## Task
Output all of the entries exactly as written.

★ ★ ★ ★

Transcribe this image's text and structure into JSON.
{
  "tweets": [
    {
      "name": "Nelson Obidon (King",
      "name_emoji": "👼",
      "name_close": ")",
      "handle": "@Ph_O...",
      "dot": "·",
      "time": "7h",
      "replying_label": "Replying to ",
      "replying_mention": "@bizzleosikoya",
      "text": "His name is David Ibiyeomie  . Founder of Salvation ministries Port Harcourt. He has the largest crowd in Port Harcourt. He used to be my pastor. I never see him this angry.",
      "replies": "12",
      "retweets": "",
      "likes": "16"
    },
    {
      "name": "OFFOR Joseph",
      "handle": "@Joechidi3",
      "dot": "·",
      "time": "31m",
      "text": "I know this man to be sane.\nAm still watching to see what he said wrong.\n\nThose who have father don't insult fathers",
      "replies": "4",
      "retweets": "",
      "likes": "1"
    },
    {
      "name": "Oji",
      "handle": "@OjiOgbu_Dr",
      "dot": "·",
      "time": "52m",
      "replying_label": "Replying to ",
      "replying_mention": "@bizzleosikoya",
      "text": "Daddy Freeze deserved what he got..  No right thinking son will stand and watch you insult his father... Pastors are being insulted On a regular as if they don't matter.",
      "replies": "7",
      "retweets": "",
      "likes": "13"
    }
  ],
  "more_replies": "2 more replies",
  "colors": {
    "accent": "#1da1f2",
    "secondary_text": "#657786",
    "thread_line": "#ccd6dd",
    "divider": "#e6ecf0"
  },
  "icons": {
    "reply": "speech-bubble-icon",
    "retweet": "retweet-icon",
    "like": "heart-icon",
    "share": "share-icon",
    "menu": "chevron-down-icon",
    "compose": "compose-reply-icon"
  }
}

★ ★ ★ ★

## Your solution
Transcribe this image's text and structure into JSON.
{
  "tweets": [
    {
      "name": "Nelson Obidon (King",
      "name_emoji": "👼",
      "name_close": ")",
      "handle": "@Ph_O...",
      "dot": "·",
      "time": "7h",
      "replying_label": "Replying to ",
      "replying_mention": "@bizzleosikoya",
      "text": "His name is David Ibiyeomie  . Founder of Salvation ministries Port Harcourt. He has the largest crowd in Port Harcourt. He used to be my pastor. I never see him this angry.",
      "replies": "12",
      "retweets": "",
      "likes": "16"
    },
    {
      "name": "OFFOR Joseph",
      "handle": "@Joechidi3",
      "dot": "·",
      "time": "31m",
      "text": "I know this man to be sane.\nAm still watching to see what he said wrong.\n\nThose who have father don't insult fathers",
      "replies": "4",
      "retweets": "",
      "likes": "1"
    },
    {
      "name": "Oji",
      "handle": "@OjiOgbu_Dr",
      "dot": "·",
      "time": "52m",
      "replying_label": "Replying to ",
      "replying_mention": "@bizzleosikoya",
      "text": "Daddy Freeze deserved what he got..  No right thinking son will stand and watch you insult his father... Pastors are being insulted On a regular as if they don't matter.",
      "replies": "7",
      "retweets": "",
      "likes": "13"
    }
  ],
  "more_replies": "2 more replies",
  "colors": {
    "accent": "#1da1f2",
    "secondary_text": "#657786",
    "thread_line": "#ccd6dd",
    "divider": "#e6ecf0"
  },
  "icons": {
    "reply": "speech-bubble-icon",
    "retweet": "retweet-icon",
    "like": "heart-icon",
    "share": "share-icon",
    "menu": "chevron-down-icon",
    "compose": "compose-reply-icon"
  }
}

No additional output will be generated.